A research team at UM has developed a system to recover high-value resources from sewage sludge produced by municipal sewage treatment plants. The system was introduced to the Macao public during the Science and Technology Week 2021 cum Exhibition of Achievements in Science and Technology Innovation, which was organised by the Science and Technology Development Fund of Macao (FDCT) and supported by the Ministry of Science and Technology. The system can extract industrial-grade sulfated polysaccharides from residual sludge of secondary clarifiers in sewage treatment plants. The extract can be broken down into useful substances such as industrial-grade sodium alginate, carrageenan, and potassium alginate. The team, which has received two Chinese patents for developing the system, has been in talks with several environmental engineering companies and venture capital firms about collaboration through UM’s Research Services and Knowledge Transfer Office (RSKTO).

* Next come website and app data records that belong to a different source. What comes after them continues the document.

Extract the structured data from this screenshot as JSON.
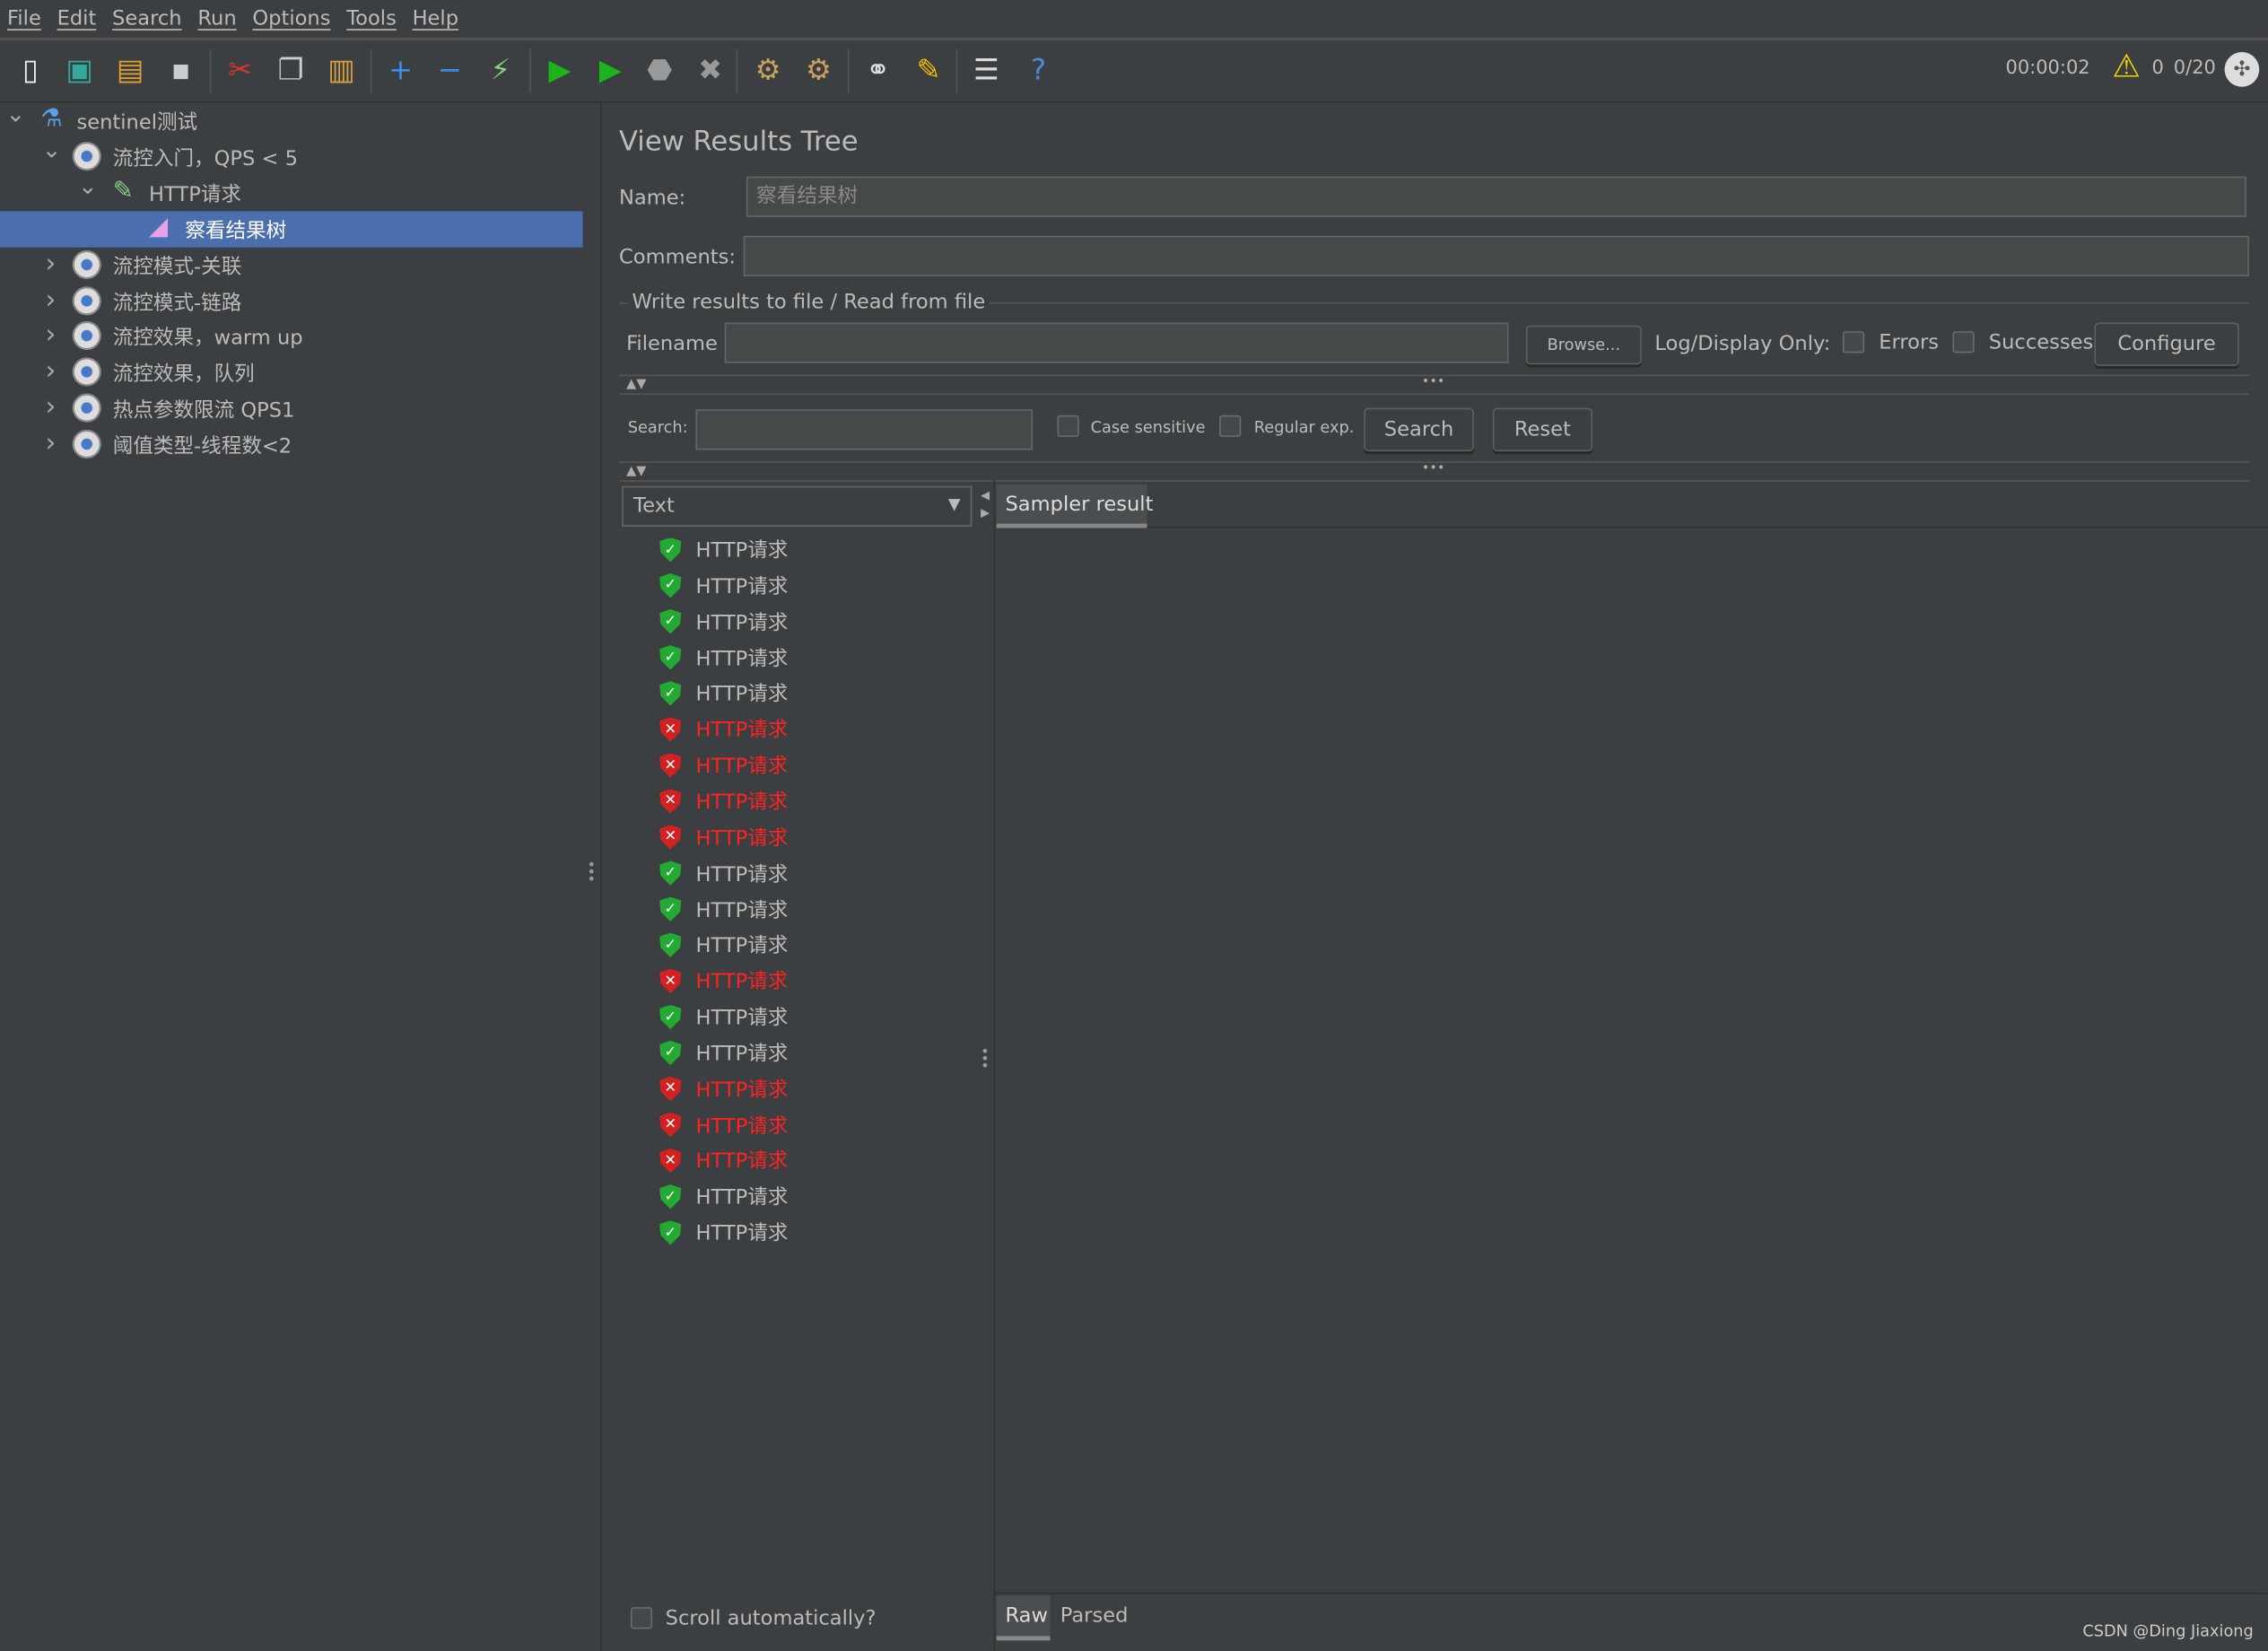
{
  "menu": [
    "File",
    "Edit",
    "Search",
    "Run",
    "Options",
    "Tools",
    "Help"
  ],
  "toolbar": {
    "icons": [
      "new-icon",
      "templates-icon",
      "open-icon",
      "save-icon",
      "cut-icon",
      "copy-icon",
      "paste-icon",
      "expand-icon",
      "collapse-icon",
      "toggle-icon",
      "start-icon",
      "start-no-pauses-icon",
      "stop-icon",
      "shutdown-icon",
      "clear-icon",
      "clear-all-icon",
      "search-icon",
      "reset-search-icon",
      "function-helper-icon",
      "help-icon"
    ],
    "elapsed": "00:00:02",
    "warnings": "0",
    "threads": "0/20"
  },
  "tree": [
    {
      "label": "sentinel测试",
      "level": 0,
      "expanded": true,
      "icon": "test-plan-icon"
    },
    {
      "label": "流控入门，QPS < 5",
      "level": 1,
      "expanded": true,
      "icon": "thread-group-icon"
    },
    {
      "label": "HTTP请求",
      "level": 2,
      "expanded": true,
      "icon": "sampler-icon"
    },
    {
      "label": "察看结果树",
      "level": 3,
      "selected": true,
      "icon": "listener-icon"
    },
    {
      "label": "流控模式-关联",
      "level": 1,
      "expanded": false,
      "icon": "thread-group-icon"
    },
    {
      "label": "流控模式-链路",
      "level": 1,
      "expanded": false,
      "icon": "thread-group-icon"
    },
    {
      "label": "流控效果，warm up",
      "level": 1,
      "expanded": false,
      "icon": "thread-group-icon"
    },
    {
      "label": "流控效果，队列",
      "level": 1,
      "expanded": false,
      "icon": "thread-group-icon"
    },
    {
      "label": "热点参数限流 QPS1",
      "level": 1,
      "expanded": false,
      "icon": "thread-group-icon"
    },
    {
      "label": "阈值类型-线程数<2",
      "level": 1,
      "expanded": false,
      "icon": "thread-group-icon"
    }
  ],
  "panel": {
    "title": "View Results Tree",
    "name_label": "Name:",
    "name_value": "察看结果树",
    "comments_label": "Comments:",
    "comments_value": "",
    "file_section": "Write results to file / Read from file",
    "filename_label": "Filename",
    "filename_value": "",
    "browse": "Browse...",
    "log_display": "Log/Display Only:",
    "errors": "Errors",
    "successes": "Successes",
    "configure": "Configure",
    "search_label": "Search:",
    "search_value": "",
    "case_sensitive": "Case sensitive",
    "regexp": "Regular exp.",
    "search_btn": "Search",
    "reset_btn": "Reset",
    "renderer": "Text",
    "tab_sampler": "Sampler result",
    "scroll_auto": "Scroll automatically?",
    "tab_raw": "Raw",
    "tab_parsed": "Parsed"
  },
  "results": [
    {
      "label": "HTTP请求",
      "status": "ok"
    },
    {
      "label": "HTTP请求",
      "status": "ok"
    },
    {
      "label": "HTTP请求",
      "status": "ok"
    },
    {
      "label": "HTTP请求",
      "status": "ok"
    },
    {
      "label": "HTTP请求",
      "status": "ok"
    },
    {
      "label": "HTTP请求",
      "status": "error"
    },
    {
      "label": "HTTP请求",
      "status": "error"
    },
    {
      "label": "HTTP请求",
      "status": "error"
    },
    {
      "label": "HTTP请求",
      "status": "error"
    },
    {
      "label": "HTTP请求",
      "status": "ok"
    },
    {
      "label": "HTTP请求",
      "status": "ok"
    },
    {
      "label": "HTTP请求",
      "status": "ok"
    },
    {
      "label": "HTTP请求",
      "status": "error"
    },
    {
      "label": "HTTP请求",
      "status": "ok"
    },
    {
      "label": "HTTP请求",
      "status": "ok"
    },
    {
      "label": "HTTP请求",
      "status": "error"
    },
    {
      "label": "HTTP请求",
      "status": "error"
    },
    {
      "label": "HTTP请求",
      "status": "error"
    },
    {
      "label": "HTTP请求",
      "status": "ok"
    },
    {
      "label": "HTTP请求",
      "status": "ok"
    }
  ],
  "watermark": "CSDN @Ding Jiaxiong",
  "colors": {
    "background": "#3c3f41",
    "selection": "#4b6eaf",
    "error_text": "#ff2222",
    "ok_icon": "#22aa33",
    "error_icon": "#d42020"
  }
}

In terms of technical maturity, the system has reached level 6 of the Technology Readiness Level (TRL), and tests conducted by an industrial partner have shown that the polysaccharides extracted by the system not only meet the Chinese quality standards for industrial-grade products; they can also produce algae products with the same degree of purity as those available on the market. The global demand for industrial-grade sulfated polysaccharides is growing rapidly, reaching USD 15.43 billion in 2021 alone. This contrasts with an acute shortage of conventional medical-grade sulfated polysaccharides, which are difficult and time-consuming to produce. ‘Our system can be used at a wide range of urban sewage treatment plants. If the system treats 100 tons of sewage sludge per day, we can obtain about 1,300 tons of sulfated polysaccharides in a year,’ says Hao Tianwei, head of the research team for the project. He is also an assistant professor at the Centre for Regional Oceans (CRO) and the Department of Civil and Environmental Engineering. ‘If we sell the polysaccharides at 60 per cent of the current market price for industrial-grade products, our annual revenue could exceed RMB 10.4 million.’
Through the CRO, Prof Hao’s team has continuously refined the process of extracting sulfated polysaccharides from sewage sludge in order to obtain medical-grade products. He points out that since 1987, when scientists discovered that sulfated polysaccharides could inhibit HIV, more potential functions of the polysaccharides have been revealed, such as the treatment of blood clots, immune inflammation, and tumours. ‘We have confirmed that sulfated polysaccharides extracted from sewage sludge have anti-tumour and anticoagulant effects,’ says Prof Hao.
‘Tons of sewage sludge are produced every day when treating domestic sewage and industrial wastewater. Instead of burning it, why not use it and turn the waste into high-value products?’ says Prof Hao, who also admits that by-products of sewage sludge are not yet widely accepted by the public due to prejudice. ‘As of today, only India allows the use of sulfated polysaccharides from sewage sludge for medical purposes. We need to make more efforts to promote these research results in order to change people’s minds.’
Source: UMagazine Issue 25